How to Design a Better D&I Survey

During the past couple of months, many diversity practitioners have had the pleasure of attending a diversity and inclusion conference, award ceremony or other event. Following the return to the office, many are pumped and ready to implement the best practices and techniques learned during those events.

Coincidentally, we are also entering the survey phase of the year, and many are preparing to roll out a diversity and inclusion assessment or include items into an existing employee survey in the near future.

Before launching the next survey, take into account the following guidelines to yield actionable data from your assessment efforts:

Shorter is better: When assessing attitudes, behaviors and beliefs on diversity and inclusion, I advise our clients to focus on areas of priority connected to existing models, missions and strategies. Resist the temptation to measure everything and assess only areas that you intend to change. Including long lists of survey items simply for the sake of curiosity will breed contempt and apathy on the part of the respondents. In response, they will often adopt broad-brush strategies for answering the questions, which include strategies such as acquiescence or choosing neither agree or disagree for the majority of the items.

Context rules: Another common mistake when assessing diversity and inclusion in a self-report survey is including items that force employees to make inaccurate judgments. The self-report rating scale items noted below demonstrate this point. While these are topics of concern to many organizations, imagine how difficult it would be for employees to come up with accurate answers, since most are far removed from areas related to business operations and human resources:

• “Hiring in this organization occurs without any bias.”

• “Policies, practices and procedures are applied consistently to all employees regardless of their age, citizenship, ethnicity, gender, marital status, national origin, race, religion and sexual orientation.”

Instead, write the survey items in first or second person and offer a variety of rating scale methods like frequency, ranking, forced choice, checklist, strength of the attitude, confidence and importance:

• “How often during the past 12 months have you experienced any of the following behaviors?”

• “I would enjoy the opportunity to take on stretch assignments.”

Actionable items required: Survey items must be written in ways that generate actionable data. For example, one of our clients implemented a new leadership model and subsequently needed to refresh its employee survey items. In collaboration with the client, we generated survey items aligned with the model and written as concrete as possible in a way to provide actionable recommendations.

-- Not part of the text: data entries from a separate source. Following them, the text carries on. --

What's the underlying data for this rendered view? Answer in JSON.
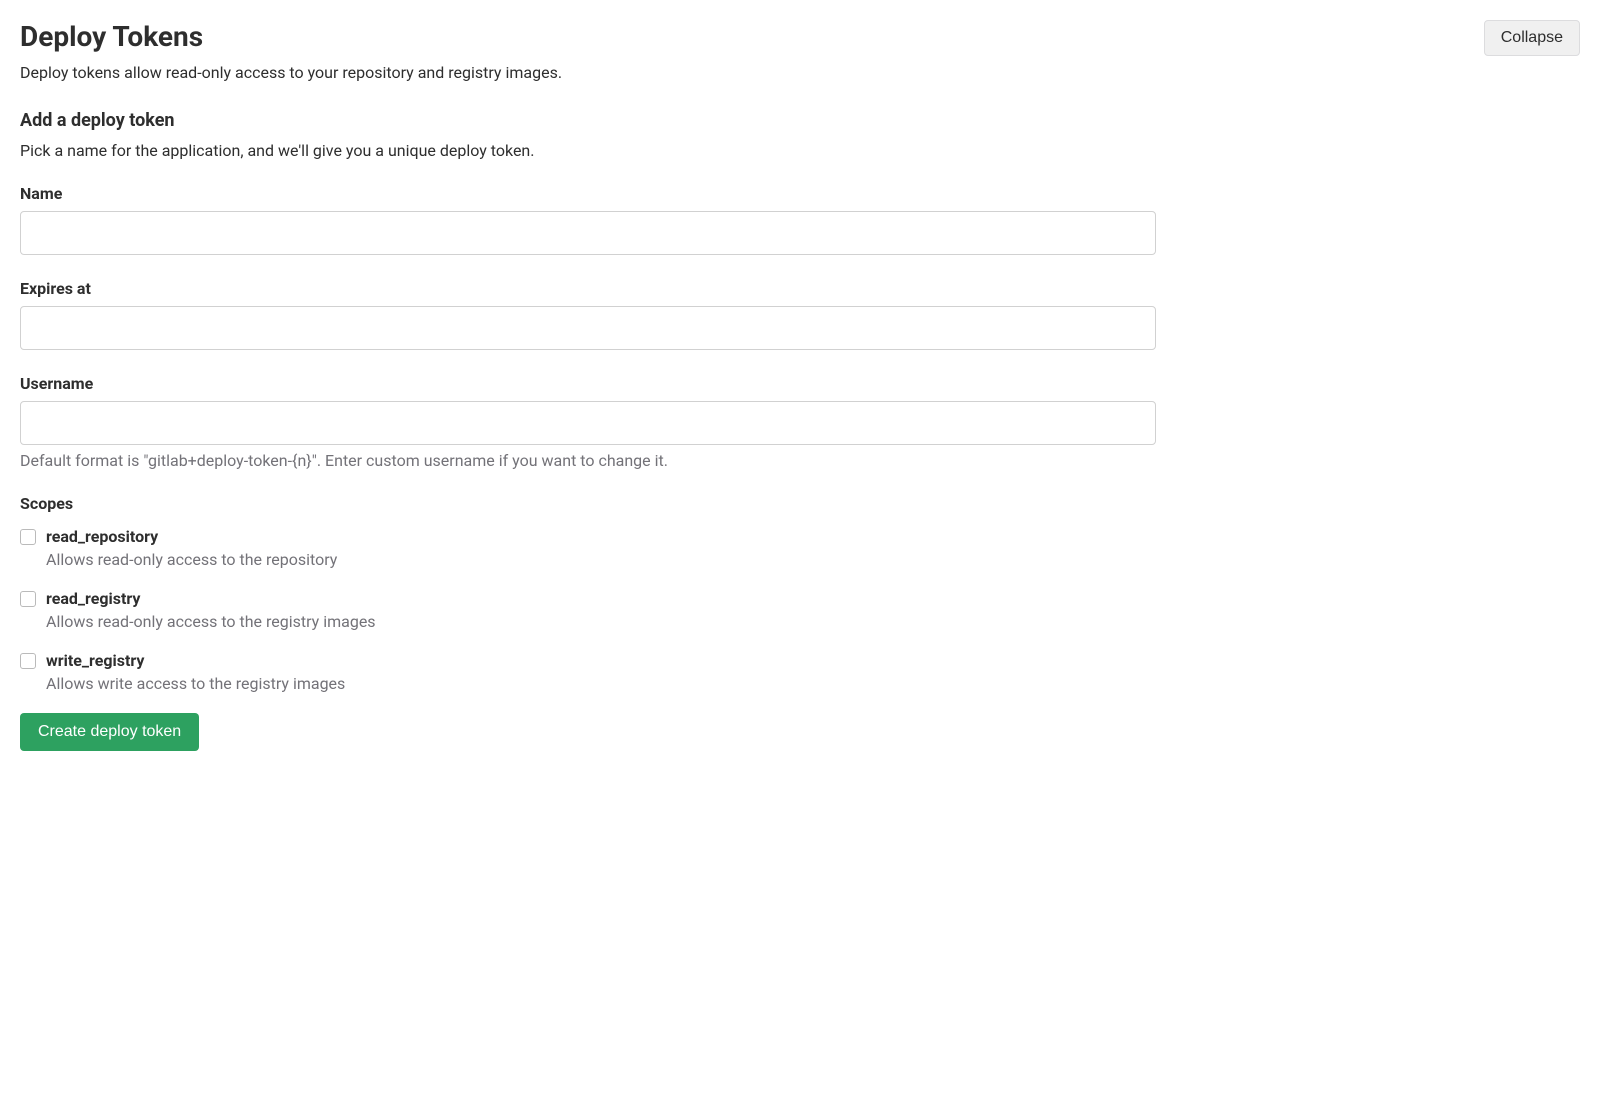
{
  "section": {
    "title": "Deploy Tokens",
    "description": "Deploy tokens allow read-only access to your repository and registry images.",
    "collapse_label": "Collapse"
  },
  "form": {
    "heading": "Add a deploy token",
    "description": "Pick a name for the application, and we'll give you a unique deploy token.",
    "name_label": "Name",
    "name_value": "",
    "expires_label": "Expires at",
    "expires_value": "",
    "username_label": "Username",
    "username_value": "",
    "username_help": "Default format is \"gitlab+deploy-token-{n}\". Enter custom username if you want to change it.",
    "scopes_label": "Scopes",
    "scopes": [
      {
        "name": "read_repository",
        "description": "Allows read-only access to the repository"
      },
      {
        "name": "read_registry",
        "description": "Allows read-only access to the registry images"
      },
      {
        "name": "write_registry",
        "description": "Allows write access to the registry images"
      }
    ],
    "submit_label": "Create deploy token"
  }
}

Communicate parameters: The final guideline refers to setting a time frame and placing instructions within each survey item. Sometimes employees either cannot remember the relevant information or were not employed long enough to answer the survey items accurately. To ensure a respondent’s recollection of events and keep attention focused on the present, identify a specific time period at the beginning of every question, such as “Over the past month, have you …?” or “Over the past 12 months, how would you rate …?”

Many employees overlook reading the instructions or may forget them by the time they need to apply them. Employees are more apt to follow instructions if they are included in each question.

Implementing these suggestions will yield the right survey data to aid you in taking actions aimed at improving the right bottom line outcomes.